I'm fascinated by how our brains work. I love reading books about how to use our brains to our best advantage.
It pretty much comes down to this: Our feelings are created by our thoughts about what's going on. While we often cannot change the circumstances, we can change our reaction to them by changing our thoughts about them.
If we want to feel differently, we can choose our thoughts to create a better feeling experience. We can reframe our experience to one that empowers us rather than drains or depletes us.
There are always multiple ways of thinking about the same issues. This is one of the reasons why practicing gratitude can be so powerful. Even something as simple as replacing "sorry" with "thank you!" can have a huge impact on how we experience our lives. We can aim to only compare down, the idea that we should only ourselves with those who have less to see if they have enough and how we can help. This reset also can be turned toward ourselves - we can be so hard on ourselves and not even allow us to start where we are. We need to make crummy stuff!
And then, sometimes, things happen.
A couple weeks we lost power for four days.
In ordinary times this wouldn't be a big deal. However, HandsomeJoe had just left on a work trip after being at several larger events so we were still within our 2 week quarantine period. Solo parenting during quarantine for pandemic without power? Heck yeah, we made it work!

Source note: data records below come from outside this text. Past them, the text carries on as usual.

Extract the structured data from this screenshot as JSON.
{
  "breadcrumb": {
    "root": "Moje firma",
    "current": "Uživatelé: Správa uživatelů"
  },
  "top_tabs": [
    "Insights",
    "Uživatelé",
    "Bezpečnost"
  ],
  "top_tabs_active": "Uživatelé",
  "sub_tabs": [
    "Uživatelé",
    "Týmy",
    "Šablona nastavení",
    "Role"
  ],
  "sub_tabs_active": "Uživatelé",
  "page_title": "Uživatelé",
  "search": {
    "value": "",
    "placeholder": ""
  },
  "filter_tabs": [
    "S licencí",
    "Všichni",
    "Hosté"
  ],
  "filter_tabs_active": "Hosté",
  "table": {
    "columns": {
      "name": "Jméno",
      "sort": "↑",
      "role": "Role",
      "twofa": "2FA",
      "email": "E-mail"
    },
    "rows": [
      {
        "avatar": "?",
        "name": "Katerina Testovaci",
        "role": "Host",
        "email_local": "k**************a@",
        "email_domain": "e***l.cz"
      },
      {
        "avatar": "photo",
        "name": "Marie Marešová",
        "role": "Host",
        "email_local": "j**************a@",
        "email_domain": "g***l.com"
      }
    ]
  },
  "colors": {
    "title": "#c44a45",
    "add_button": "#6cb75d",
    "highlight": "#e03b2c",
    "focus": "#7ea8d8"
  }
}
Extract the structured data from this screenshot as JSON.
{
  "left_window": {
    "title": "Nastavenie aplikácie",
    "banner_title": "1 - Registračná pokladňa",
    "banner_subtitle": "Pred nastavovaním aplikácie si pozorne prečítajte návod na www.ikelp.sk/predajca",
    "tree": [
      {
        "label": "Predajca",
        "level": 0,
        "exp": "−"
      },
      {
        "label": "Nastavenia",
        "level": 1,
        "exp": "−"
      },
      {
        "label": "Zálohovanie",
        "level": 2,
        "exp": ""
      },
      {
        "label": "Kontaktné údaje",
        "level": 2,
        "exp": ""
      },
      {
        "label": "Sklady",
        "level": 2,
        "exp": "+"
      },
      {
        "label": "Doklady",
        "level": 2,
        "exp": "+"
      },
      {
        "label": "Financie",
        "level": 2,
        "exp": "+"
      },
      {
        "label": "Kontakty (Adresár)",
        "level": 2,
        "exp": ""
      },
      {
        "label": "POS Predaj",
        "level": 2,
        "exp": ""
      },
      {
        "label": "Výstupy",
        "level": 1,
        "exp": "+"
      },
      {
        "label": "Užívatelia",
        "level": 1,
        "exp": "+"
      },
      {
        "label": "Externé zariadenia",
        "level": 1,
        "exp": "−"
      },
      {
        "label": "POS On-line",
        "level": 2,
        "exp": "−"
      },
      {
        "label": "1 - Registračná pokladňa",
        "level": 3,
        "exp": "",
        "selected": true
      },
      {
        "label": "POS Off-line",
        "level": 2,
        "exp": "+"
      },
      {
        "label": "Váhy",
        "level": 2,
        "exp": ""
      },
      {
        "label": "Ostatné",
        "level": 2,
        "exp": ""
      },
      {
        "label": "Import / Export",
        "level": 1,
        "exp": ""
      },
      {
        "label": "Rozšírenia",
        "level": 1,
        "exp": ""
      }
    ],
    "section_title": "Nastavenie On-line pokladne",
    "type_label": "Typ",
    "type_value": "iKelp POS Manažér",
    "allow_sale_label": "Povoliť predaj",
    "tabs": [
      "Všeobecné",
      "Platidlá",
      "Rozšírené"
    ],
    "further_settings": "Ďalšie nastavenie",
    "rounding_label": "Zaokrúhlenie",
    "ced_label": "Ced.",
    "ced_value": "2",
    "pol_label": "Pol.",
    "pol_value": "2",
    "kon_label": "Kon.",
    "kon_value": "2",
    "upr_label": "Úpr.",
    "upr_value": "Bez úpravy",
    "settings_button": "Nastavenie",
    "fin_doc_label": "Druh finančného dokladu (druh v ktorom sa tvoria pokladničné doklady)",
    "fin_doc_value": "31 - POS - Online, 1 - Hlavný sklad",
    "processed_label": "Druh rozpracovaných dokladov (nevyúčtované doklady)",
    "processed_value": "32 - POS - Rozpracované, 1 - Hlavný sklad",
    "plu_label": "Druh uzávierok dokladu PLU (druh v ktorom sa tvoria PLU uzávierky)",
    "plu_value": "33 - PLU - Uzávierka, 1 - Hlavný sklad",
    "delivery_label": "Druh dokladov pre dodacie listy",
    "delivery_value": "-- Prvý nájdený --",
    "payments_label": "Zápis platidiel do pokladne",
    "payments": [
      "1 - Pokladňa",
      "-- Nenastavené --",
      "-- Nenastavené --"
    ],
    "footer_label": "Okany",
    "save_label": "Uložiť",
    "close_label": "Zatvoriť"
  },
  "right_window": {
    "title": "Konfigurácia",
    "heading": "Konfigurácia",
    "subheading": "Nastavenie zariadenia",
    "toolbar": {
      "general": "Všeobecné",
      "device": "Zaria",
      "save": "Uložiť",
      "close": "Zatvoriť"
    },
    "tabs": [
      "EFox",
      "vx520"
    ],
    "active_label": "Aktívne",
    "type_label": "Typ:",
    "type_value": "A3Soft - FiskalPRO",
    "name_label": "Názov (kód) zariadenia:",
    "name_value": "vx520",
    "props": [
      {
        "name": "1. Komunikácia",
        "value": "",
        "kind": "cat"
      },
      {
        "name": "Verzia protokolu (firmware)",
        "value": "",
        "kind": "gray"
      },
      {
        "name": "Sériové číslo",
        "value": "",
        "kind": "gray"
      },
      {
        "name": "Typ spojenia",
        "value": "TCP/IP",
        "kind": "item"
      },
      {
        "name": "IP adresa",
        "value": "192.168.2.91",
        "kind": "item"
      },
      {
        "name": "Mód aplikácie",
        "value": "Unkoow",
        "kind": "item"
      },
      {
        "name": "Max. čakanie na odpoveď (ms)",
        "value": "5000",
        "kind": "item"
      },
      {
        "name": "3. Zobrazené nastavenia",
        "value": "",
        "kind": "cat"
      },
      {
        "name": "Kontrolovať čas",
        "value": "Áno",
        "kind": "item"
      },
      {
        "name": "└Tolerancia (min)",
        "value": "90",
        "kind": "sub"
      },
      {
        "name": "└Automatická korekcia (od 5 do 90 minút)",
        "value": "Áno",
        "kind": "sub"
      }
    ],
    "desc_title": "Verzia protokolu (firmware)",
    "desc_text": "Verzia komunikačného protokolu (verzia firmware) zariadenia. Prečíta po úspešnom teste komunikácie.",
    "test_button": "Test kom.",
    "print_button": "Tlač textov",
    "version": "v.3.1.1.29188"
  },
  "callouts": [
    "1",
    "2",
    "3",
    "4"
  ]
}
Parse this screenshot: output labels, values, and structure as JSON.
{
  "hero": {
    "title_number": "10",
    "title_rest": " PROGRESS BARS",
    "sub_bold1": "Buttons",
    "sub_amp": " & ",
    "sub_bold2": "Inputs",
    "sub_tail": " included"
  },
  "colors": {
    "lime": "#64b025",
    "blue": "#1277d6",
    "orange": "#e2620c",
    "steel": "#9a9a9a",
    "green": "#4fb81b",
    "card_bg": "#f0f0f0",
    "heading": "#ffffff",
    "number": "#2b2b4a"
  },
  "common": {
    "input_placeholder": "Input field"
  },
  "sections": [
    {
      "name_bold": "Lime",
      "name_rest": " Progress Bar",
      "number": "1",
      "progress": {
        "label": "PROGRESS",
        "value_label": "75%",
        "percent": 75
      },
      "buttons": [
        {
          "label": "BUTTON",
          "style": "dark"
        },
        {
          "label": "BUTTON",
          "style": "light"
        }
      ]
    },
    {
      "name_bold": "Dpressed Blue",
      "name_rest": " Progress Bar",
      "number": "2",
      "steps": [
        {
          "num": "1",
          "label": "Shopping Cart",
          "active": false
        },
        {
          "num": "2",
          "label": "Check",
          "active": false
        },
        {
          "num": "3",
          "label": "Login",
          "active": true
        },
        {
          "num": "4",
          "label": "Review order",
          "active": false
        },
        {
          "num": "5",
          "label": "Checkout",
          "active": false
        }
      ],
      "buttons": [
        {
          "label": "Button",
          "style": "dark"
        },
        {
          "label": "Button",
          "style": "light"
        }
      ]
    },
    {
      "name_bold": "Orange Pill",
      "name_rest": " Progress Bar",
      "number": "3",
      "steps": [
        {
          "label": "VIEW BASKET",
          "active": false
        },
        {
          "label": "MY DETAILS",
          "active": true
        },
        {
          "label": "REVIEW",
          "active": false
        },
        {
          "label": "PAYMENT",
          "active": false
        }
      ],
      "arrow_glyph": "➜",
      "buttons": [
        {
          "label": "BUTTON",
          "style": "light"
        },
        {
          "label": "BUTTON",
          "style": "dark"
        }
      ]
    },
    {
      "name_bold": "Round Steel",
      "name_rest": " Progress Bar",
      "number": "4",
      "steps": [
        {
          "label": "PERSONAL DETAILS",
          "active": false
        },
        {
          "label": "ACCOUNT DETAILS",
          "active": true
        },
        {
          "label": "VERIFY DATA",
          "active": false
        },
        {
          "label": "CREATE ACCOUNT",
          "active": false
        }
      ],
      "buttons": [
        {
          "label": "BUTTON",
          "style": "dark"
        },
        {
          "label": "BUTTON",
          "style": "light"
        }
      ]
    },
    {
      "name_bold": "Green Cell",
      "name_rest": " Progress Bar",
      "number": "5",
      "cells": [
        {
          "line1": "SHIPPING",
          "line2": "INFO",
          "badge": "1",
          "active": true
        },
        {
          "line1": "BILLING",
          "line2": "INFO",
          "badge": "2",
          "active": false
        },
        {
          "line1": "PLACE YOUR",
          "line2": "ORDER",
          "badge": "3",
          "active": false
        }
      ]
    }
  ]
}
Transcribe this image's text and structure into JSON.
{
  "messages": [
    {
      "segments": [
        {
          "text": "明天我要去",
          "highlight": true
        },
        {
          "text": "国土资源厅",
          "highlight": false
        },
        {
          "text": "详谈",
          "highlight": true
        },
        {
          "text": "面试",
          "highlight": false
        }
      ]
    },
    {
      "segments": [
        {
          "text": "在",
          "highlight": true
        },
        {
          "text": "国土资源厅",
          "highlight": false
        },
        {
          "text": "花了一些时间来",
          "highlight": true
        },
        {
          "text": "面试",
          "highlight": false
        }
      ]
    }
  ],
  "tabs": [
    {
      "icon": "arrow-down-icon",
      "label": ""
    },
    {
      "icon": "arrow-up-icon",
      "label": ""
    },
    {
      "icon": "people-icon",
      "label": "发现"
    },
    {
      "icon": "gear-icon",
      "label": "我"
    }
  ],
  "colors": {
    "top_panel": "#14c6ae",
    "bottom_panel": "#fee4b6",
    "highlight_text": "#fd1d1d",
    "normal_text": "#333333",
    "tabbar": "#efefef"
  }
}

We turned it into an adventure. We finally dropped our little portable generator off to be repaired. I baked bread on the grill and cooked most other things on a sheet pan on its upper rack. Our grill does have a side burner but the weather was so windy that it was rarely effective.
We dined by candlelight for breakfast and dinner each day. We ate simply and well. We thawed things from the chest freezer to help keep the fridge cool and then cooked them on the grill.
He said the wood was so fresh we should let it dry for a month buried in its own woodshavings before he'll put it back on the lathe for sanding.
The day we ladies took a trip to the beach the power came back on. We came home to lights, warm showers, and a quickly cooked meal.
Story time! There's a folk tale about a man who is fairly successful, has a house, wife, and kids, and a good job, but is still discontent. His house feels too small, his kids are noisy, and so forth. He goes to the village wise man who tells him to bring the chickens to live in the house and come back in a week. He does this and comes back saying "that didn't make anything better! The chickens are noisy and they smell!" The wise man nods and tells him to bring the cow inside and come back in a week. He does this and comes back downtrodden, disheveled, and with circles under his eyes saying that it's even worse! The wise man nods and says to bring the horse in the house too and come back in a week. The man somehow makes it through the week and drags himself to the wise man worried about what he'll be told to do next. The wise man says to put the animals all back in the barn and come back in a week. The man goes home and does just this. After a week he comes back to the wise man overjoyed saying how happy he is to have so much space, how peaceful it is only to be able to hear the kids, and how much time he has to relax.
We can view our circumstances as struggles or as opportunities. We can view obstacles as disasters or as adventures.
We can look around for reasons to be unhappy and find them, or we can seek reasons to be happy, to be grateful, and things to look forward to and find them.